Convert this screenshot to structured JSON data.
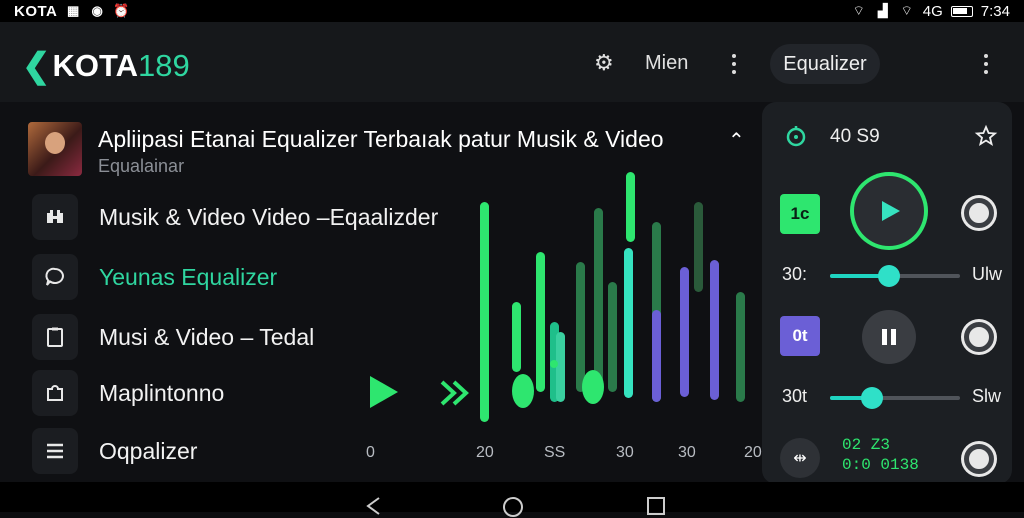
{
  "status": {
    "carrier": "KOTA",
    "signal": "4G",
    "time": "7:34"
  },
  "appbar": {
    "brand_prefix": "KOTA",
    "brand_num": "189",
    "menu_label": "Mien",
    "pill_label": "Equalizer"
  },
  "header": {
    "title": "Apliipasi Etanai Equalizer Terbaıak patur Musik & Video",
    "subtitle": "Equalainar"
  },
  "list": [
    {
      "label": "Musik & Video Video –Eqaalizder",
      "icon": "binoculars-icon",
      "accent": false
    },
    {
      "label": "Yeunas Equalizer",
      "icon": "chat-bubble-icon",
      "accent": true
    },
    {
      "label": "Musi & Video – Tedal",
      "icon": "clipboard-icon",
      "accent": false
    },
    {
      "label": "Maplintonno",
      "icon": "puzzle-icon",
      "accent": false
    },
    {
      "label": "Oqpalizer",
      "icon": "menu-icon",
      "accent": false
    }
  ],
  "chart": {
    "axis_labels": [
      "0",
      "20",
      "SS",
      "30",
      "30",
      "20"
    ]
  },
  "panel": {
    "top_value": "40 S9",
    "square1": "1c",
    "square2": "0t",
    "slider1_left": "30:",
    "slider1_right": "Ulw",
    "slider1_level": 0.45,
    "slider2_left": "30t",
    "slider2_right": "Slw",
    "slider2_level": 0.32,
    "readout_top": "02  Z3",
    "readout_bottom": "0:0   0138",
    "colors": {
      "green": "#2ee66f",
      "teal": "#2fd6a0",
      "purple": "#6b5fd6",
      "panel": "#1c1f23"
    }
  }
}
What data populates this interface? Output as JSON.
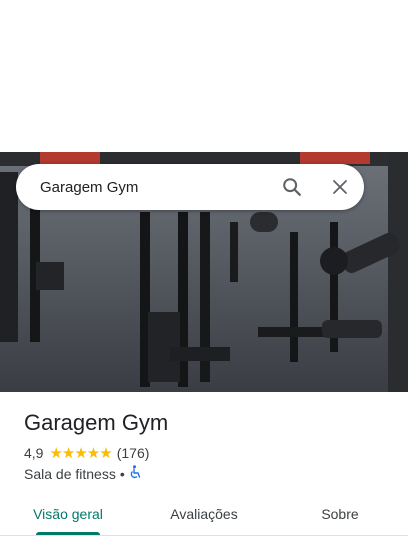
{
  "search": {
    "query": "Garagem Gym"
  },
  "place": {
    "name": "Garagem Gym",
    "rating": "4,9",
    "stars": "★★★★★",
    "review_count": "(176)",
    "category": "Sala de fitness",
    "separator": "•"
  },
  "tabs": [
    {
      "label": "Visão geral",
      "active": true
    },
    {
      "label": "Avaliações",
      "active": false
    },
    {
      "label": "Sobre",
      "active": false
    }
  ],
  "colors": {
    "accent": "#00796b",
    "star": "#fbbc04",
    "accessibility": "#1a73e8"
  }
}
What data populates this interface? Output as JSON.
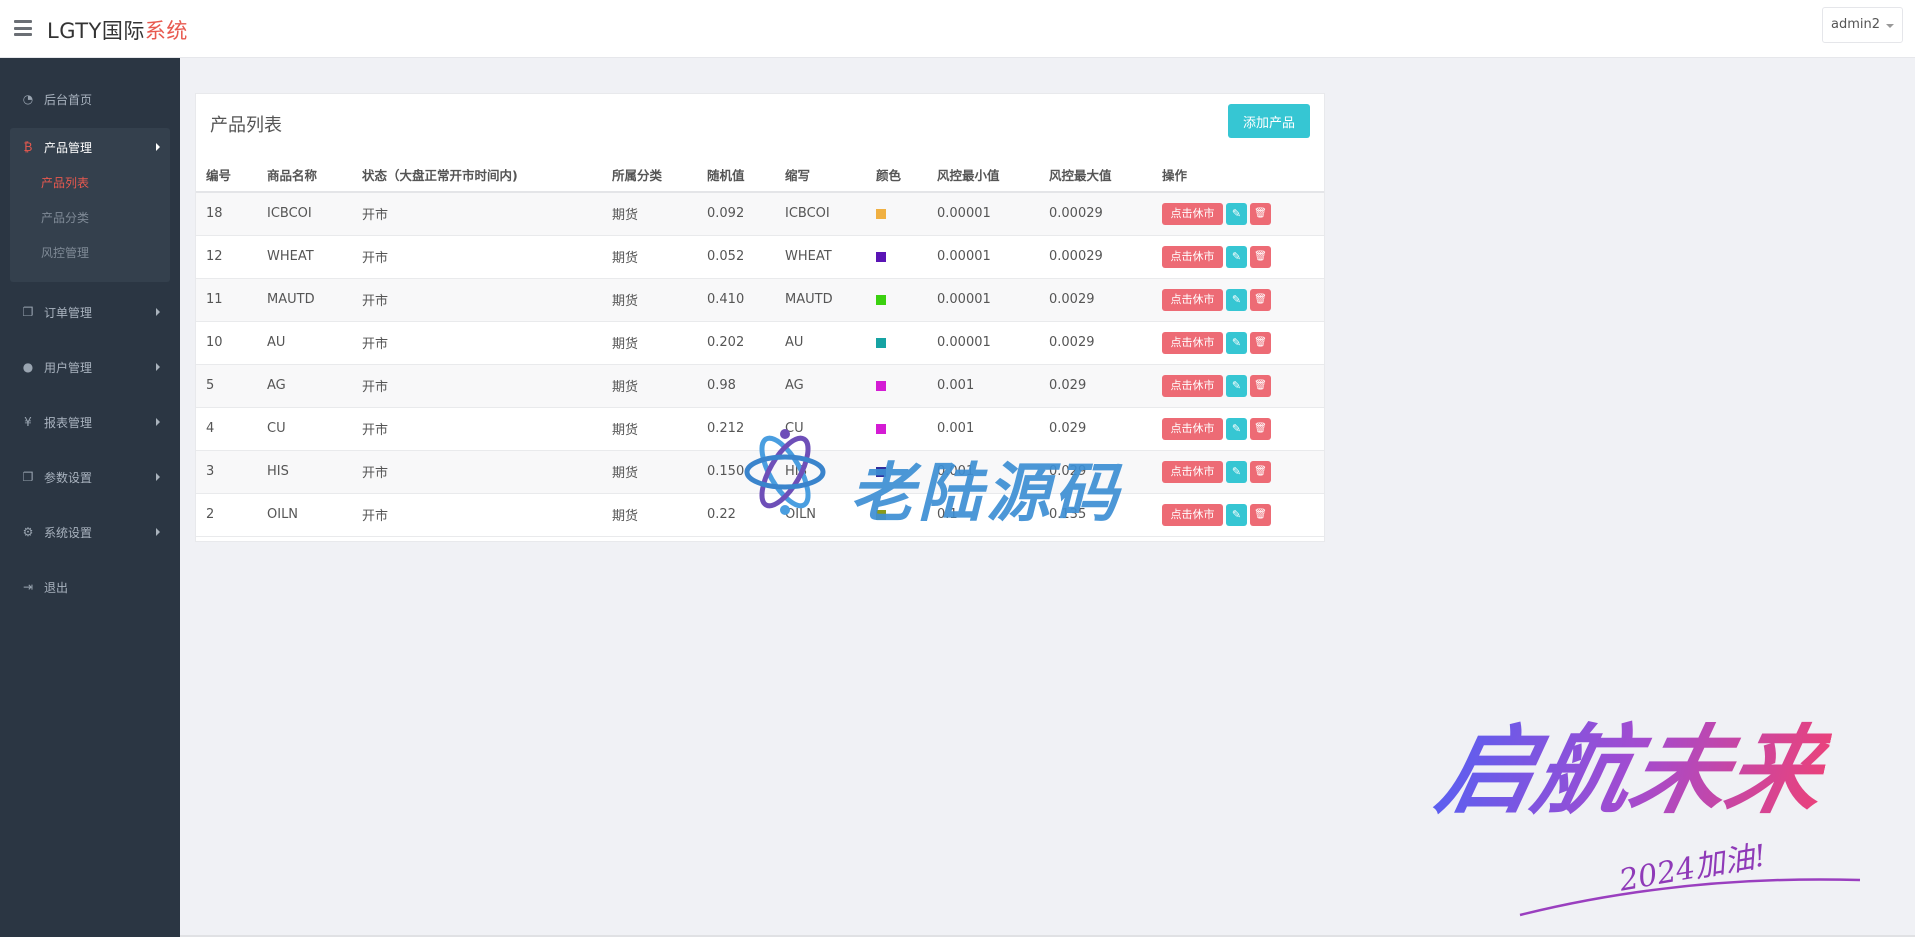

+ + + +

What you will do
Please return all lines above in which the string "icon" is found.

Exercise solution
      "icon": "binoculars-icon",
      "icon": "chat-bubble-icon",
      "icon": "clipboard-icon",
      "icon": "puzzle-icon",
      "icon": "menu-icon",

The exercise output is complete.